If my father had had his way, I would have gone to yeshiva through high school. But my mother won out, and so I was shifted quite radically from a world which was entirely Jewish to a world which was decidedly not. (From yarmulkes to field hockey sticks in one fell swoop.)
That time was formative, and to this day, nothing makes me more aware of being Jewish than realizing that I’m the only Jew in the room. This is how it felt at prep school—and, once again, this is how it felt in Connecticut. If raising my son to have a sense of his Jewish heritage was important to me (and it was) then I needed to provide him with a community. But how to find a community in the hills of Litchfield County? How, when he was the only Jewish child in his class? What had we done?
It was time to find the Jews.
I started, not with a synagogue, but with a coalition made up mostly of New Yorkers with weekend homes in the area. This loosely-formed group rented the country club’s hall for the high holidays, and gathered for occasional Shabbats in their homes. They had a spiritual leader—a wonderful young woman who flew up once a month from Florida. But the median age of the coalition was probably around 65. I should have known when we were invited to a screening at Bea and Sol Schwartz’s house of Mel Brooks’ “Blazing Saddles”. Not that there was anything wrong with that — but it wasn’t for our young family.
We then moved on to a Reform synagogue about a half hour from our home. I enrolled Jacob in Hebrew School there, and we attended services — but, after a childhood steeped in Orthodox tradition, it was hard to find a comfort level in a service conducted entirely in English, with occasional outbursts of Lai, lai lai. Time marched on.
I wondered if we would ever find a home as Jews in Connecticut. I considered the idea of rounding up the handful of Jewish children and hiring a tutor to come up from the city — but that seemed both expensive and somehow lonely for them. We needed community. I had always taken the Jewish community around me for granted—but now, now that it was proving hard to find, I wanted it more than ever.
Dani Shapiro’s new memoir Devotion is now available. She’ll be reading at Franklin Park in Brooklyn next Monday night.
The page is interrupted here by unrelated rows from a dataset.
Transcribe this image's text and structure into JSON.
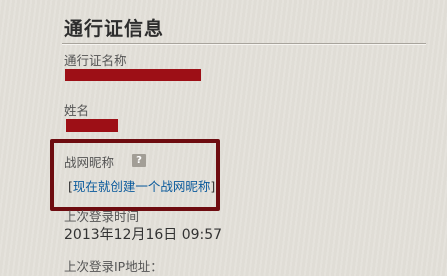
{
  "section": {
    "title": "通行证信息"
  },
  "account_name": {
    "label": "通行证名称"
  },
  "name": {
    "label": "姓名"
  },
  "battletag": {
    "label": "战网昵称",
    "help_icon_glyph": "?",
    "link_open": "[",
    "link_text": "现在就创建一个战网昵称",
    "link_close": "]"
  },
  "last_login": {
    "label": "上次登录时间",
    "value": "2013年12月16日 09:57"
  },
  "last_ip": {
    "label": "上次登录IP地址："
  },
  "colors": {
    "redaction": "#9d0f16",
    "highlight_border": "#6e0c10",
    "link": "#0a5a9c"
  }
}
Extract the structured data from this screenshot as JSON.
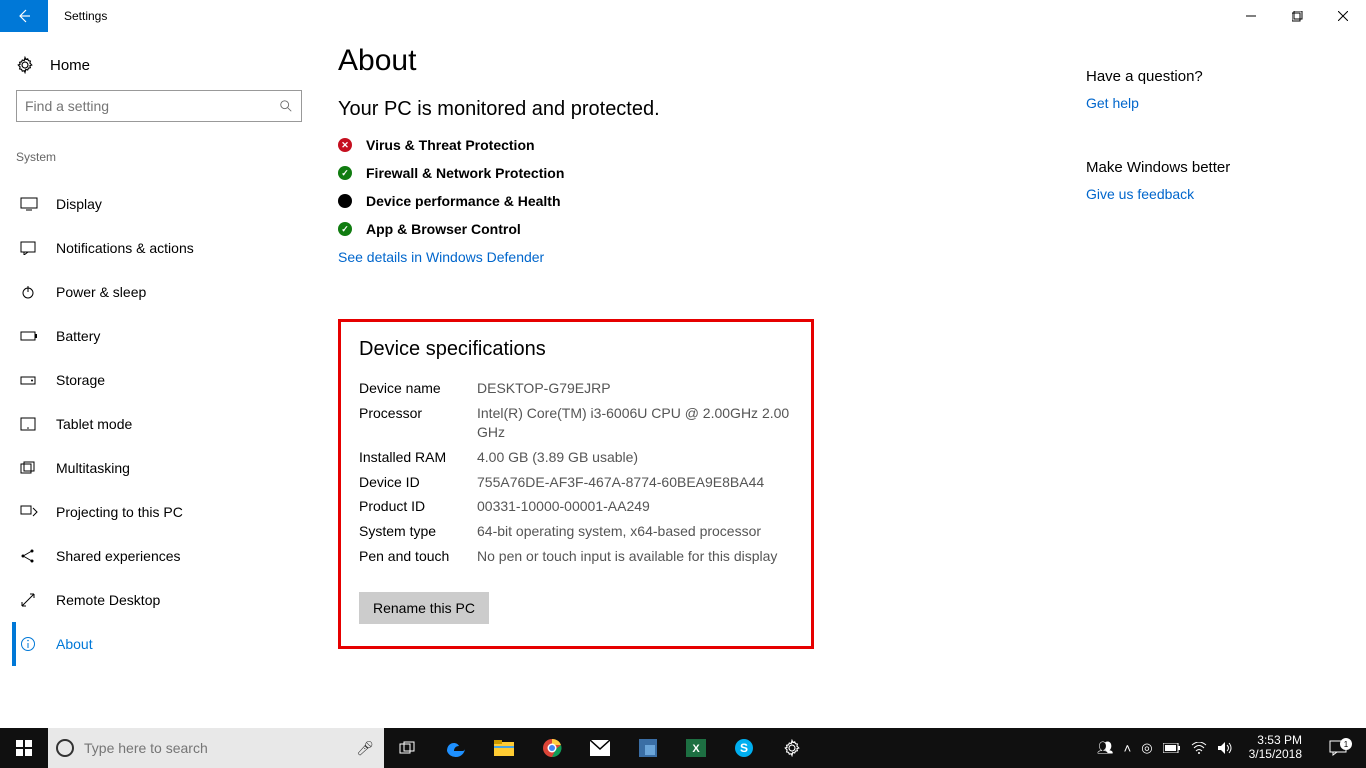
{
  "titlebar": {
    "title": "Settings"
  },
  "sidebar": {
    "home": "Home",
    "search_placeholder": "Find a setting",
    "category": "System",
    "items": [
      {
        "label": "Display"
      },
      {
        "label": "Notifications & actions"
      },
      {
        "label": "Power & sleep"
      },
      {
        "label": "Battery"
      },
      {
        "label": "Storage"
      },
      {
        "label": "Tablet mode"
      },
      {
        "label": "Multitasking"
      },
      {
        "label": "Projecting to this PC"
      },
      {
        "label": "Shared experiences"
      },
      {
        "label": "Remote Desktop"
      },
      {
        "label": "About"
      }
    ]
  },
  "page": {
    "title": "About",
    "subtitle": "Your PC is monitored and protected.",
    "protections": [
      {
        "status": "red",
        "label": "Virus & Threat Protection"
      },
      {
        "status": "green",
        "label": "Firewall & Network Protection"
      },
      {
        "status": "black",
        "label": "Device performance & Health"
      },
      {
        "status": "green",
        "label": "App & Browser Control"
      }
    ],
    "defender_link": "See details in Windows Defender",
    "device_spec_title": "Device specifications",
    "specs": {
      "device_name_k": "Device name",
      "device_name_v": "DESKTOP-G79EJRP",
      "processor_k": "Processor",
      "processor_v": "Intel(R) Core(TM) i3-6006U CPU @ 2.00GHz   2.00 GHz",
      "ram_k": "Installed RAM",
      "ram_v": "4.00 GB (3.89 GB usable)",
      "deviceid_k": "Device ID",
      "deviceid_v": "755A76DE-AF3F-467A-8774-60BEA9E8BA44",
      "productid_k": "Product ID",
      "productid_v": "00331-10000-00001-AA249",
      "systype_k": "System type",
      "systype_v": "64-bit operating system, x64-based processor",
      "pen_k": "Pen and touch",
      "pen_v": "No pen or touch input is available for this display"
    },
    "rename_btn": "Rename this PC"
  },
  "right": {
    "question_h": "Have a question?",
    "help_link": "Get help",
    "better_h": "Make Windows better",
    "feedback_link": "Give us feedback"
  },
  "taskbar": {
    "search_placeholder": "Type here to search",
    "time": "3:53 PM",
    "date": "3/15/2018",
    "notif_count": "1"
  }
}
Come back all week to read her posts for the Jewish Book Council and MyJewishLearning’s Author Blog series.
Eight years ago, I moved with my husband and young son from a brownstone in Brooklyn to a house on ten acres in rural Connecticut. I had a lot on my mind at the time. I worried that we were making a huge mistake leaving the city for country life.What did I know from nature? I was a city creature, accustomed to sirens, pretzel vendors, doormen, Chinese take-out.
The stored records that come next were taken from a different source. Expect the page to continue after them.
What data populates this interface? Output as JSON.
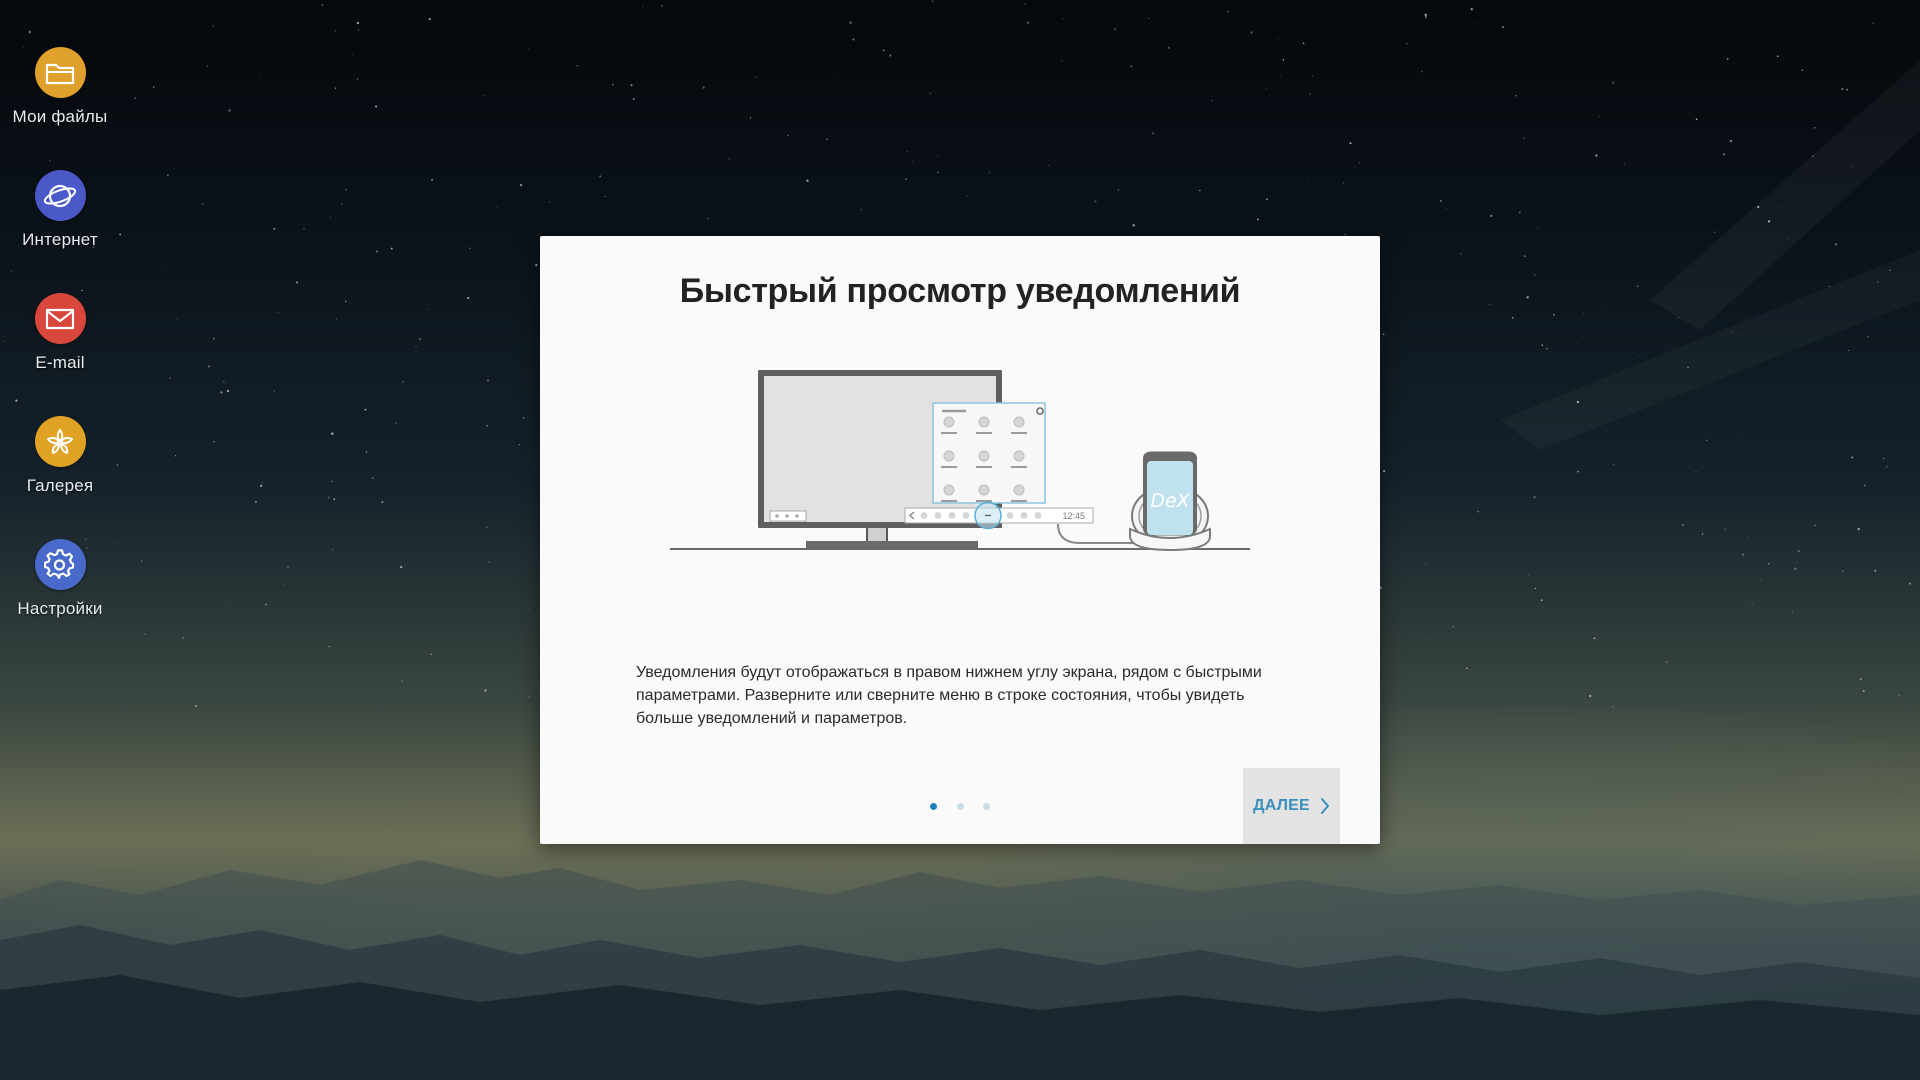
{
  "desktop": {
    "icons": [
      {
        "label": "Мои файлы",
        "icon": "folder-icon",
        "color": "#e0a02c"
      },
      {
        "label": "Интернет",
        "icon": "planet-icon",
        "color": "#4a58c8"
      },
      {
        "label": "E-mail",
        "icon": "mail-icon",
        "color": "#d8473c"
      },
      {
        "label": "Галерея",
        "icon": "flower-icon",
        "color": "#e0a224"
      },
      {
        "label": "Настройки",
        "icon": "gear-icon",
        "color": "#4a6acb"
      }
    ]
  },
  "dialog": {
    "title": "Быстрый просмотр уведомлений",
    "description": "Уведомления будут отображаться в правом нижнем углу экрана, рядом с быстрыми параметрами. Разверните или сверните меню в строке состояния, чтобы увидеть больше уведомлений и параметров.",
    "illustration": {
      "clock": "12:45",
      "phone_logo": "DeX"
    },
    "pagination": {
      "total": 3,
      "current": 1
    },
    "next_button": {
      "label": "ДАЛЕЕ",
      "icon": "chevron-right-icon",
      "color": "#3a8fbd"
    }
  }
}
Three-year-old Jacob refused to set his bare feet on grass that whole first summer, and when he did, he screeched in bewilderment, as if the very texture of the grass itself was an affront to his already ingrained city sensibilities.
I worried that we’d be lonely, or that our days would be too quiet, or that there would be no place to buy broccoli rabe within a fifty mile radius. But the one thing about our move that most took me by surprise was that in this new rural life, my Jewishness asserted itself powerfully, with a sense of urgency.
I had never had to think about being Jewish before! It was simply what I was—as much a part of my identity as being female, or a daughter, a mother, a wife. In New York, it seemed the very air I breathed was Jewish air.
When I was growing up, my grandparents lived on the Upper West Side. My grandfather was among the founders of Lincoln Square Synagogue. I was raised in an Orthodox home, went to a yeshiva until seventh grade. Now, here I was living in a small New England town with three churches and no temple. What’s more, my son had developed a fascination with these churches. They combined his three obsessions: bells, towers, and clocks. He’d gaze up at the pristine white church on our village green, and we’d have the following conversation:
“We’re a little bit Christian and a little bit Jewish, right?”
“No, honey. We’re entirely Jewish.”
“A little bit Christian,” he would nod emphatically, as if the matter was settled for once and for all.